» Activity
From the data below, copy out every line in which the word "screenshot" occurs.

Given records below:

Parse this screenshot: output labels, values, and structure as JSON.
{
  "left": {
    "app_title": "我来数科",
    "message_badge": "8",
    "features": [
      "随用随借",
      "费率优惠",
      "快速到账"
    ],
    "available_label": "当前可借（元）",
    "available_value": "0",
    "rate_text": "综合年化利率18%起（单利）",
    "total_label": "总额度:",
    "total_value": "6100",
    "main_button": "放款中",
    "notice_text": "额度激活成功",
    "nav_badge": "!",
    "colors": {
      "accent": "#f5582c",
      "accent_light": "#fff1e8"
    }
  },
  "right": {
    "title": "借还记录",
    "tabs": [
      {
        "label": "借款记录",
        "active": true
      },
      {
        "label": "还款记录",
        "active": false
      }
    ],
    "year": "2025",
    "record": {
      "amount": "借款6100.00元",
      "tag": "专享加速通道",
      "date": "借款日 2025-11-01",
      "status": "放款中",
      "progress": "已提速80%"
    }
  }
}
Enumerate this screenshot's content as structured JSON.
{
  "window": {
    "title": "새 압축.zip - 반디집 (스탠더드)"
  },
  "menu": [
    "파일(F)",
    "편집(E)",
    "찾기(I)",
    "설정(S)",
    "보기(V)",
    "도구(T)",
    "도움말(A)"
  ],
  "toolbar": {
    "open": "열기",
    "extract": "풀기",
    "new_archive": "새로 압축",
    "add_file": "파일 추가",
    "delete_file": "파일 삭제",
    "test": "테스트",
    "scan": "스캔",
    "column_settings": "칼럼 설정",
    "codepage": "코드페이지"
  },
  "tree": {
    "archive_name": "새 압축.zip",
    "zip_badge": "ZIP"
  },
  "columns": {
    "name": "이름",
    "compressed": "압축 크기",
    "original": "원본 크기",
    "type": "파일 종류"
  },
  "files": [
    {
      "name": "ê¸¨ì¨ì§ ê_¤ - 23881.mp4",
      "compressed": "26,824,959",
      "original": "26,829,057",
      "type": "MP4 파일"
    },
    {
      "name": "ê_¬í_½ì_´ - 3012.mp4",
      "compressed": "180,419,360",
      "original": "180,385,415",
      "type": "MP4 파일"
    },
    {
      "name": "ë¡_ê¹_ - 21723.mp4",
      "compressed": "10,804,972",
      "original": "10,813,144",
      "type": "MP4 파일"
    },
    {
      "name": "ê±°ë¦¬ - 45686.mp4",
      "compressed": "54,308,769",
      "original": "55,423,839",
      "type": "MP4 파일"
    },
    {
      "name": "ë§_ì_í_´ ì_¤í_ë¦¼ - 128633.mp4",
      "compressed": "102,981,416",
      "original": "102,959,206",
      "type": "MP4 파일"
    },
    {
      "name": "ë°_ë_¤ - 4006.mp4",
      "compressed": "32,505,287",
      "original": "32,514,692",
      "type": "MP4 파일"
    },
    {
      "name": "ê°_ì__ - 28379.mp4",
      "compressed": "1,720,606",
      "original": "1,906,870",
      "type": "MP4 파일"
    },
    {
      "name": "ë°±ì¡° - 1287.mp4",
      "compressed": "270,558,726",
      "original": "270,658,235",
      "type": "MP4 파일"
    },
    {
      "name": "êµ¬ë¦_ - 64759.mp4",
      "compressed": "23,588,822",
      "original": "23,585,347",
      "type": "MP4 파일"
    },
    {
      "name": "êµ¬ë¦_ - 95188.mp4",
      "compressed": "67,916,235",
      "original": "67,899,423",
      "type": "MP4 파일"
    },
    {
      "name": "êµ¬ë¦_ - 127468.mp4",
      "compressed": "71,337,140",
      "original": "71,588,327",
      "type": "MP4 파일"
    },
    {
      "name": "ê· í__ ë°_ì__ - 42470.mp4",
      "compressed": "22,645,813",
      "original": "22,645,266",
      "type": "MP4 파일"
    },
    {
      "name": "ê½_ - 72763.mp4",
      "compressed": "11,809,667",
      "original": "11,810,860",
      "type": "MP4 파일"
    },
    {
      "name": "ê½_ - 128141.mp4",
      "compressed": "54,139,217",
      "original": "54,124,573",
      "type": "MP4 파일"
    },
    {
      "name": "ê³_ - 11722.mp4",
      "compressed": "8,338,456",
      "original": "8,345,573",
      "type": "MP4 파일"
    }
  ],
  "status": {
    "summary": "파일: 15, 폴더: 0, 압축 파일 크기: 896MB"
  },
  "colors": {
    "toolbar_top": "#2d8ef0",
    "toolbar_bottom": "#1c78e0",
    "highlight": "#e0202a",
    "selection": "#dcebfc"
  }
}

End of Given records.

» Response box
Parse this screenshot: output labels, values, and structure as JSON.
Enumerate this screenshot's content as structured JSON.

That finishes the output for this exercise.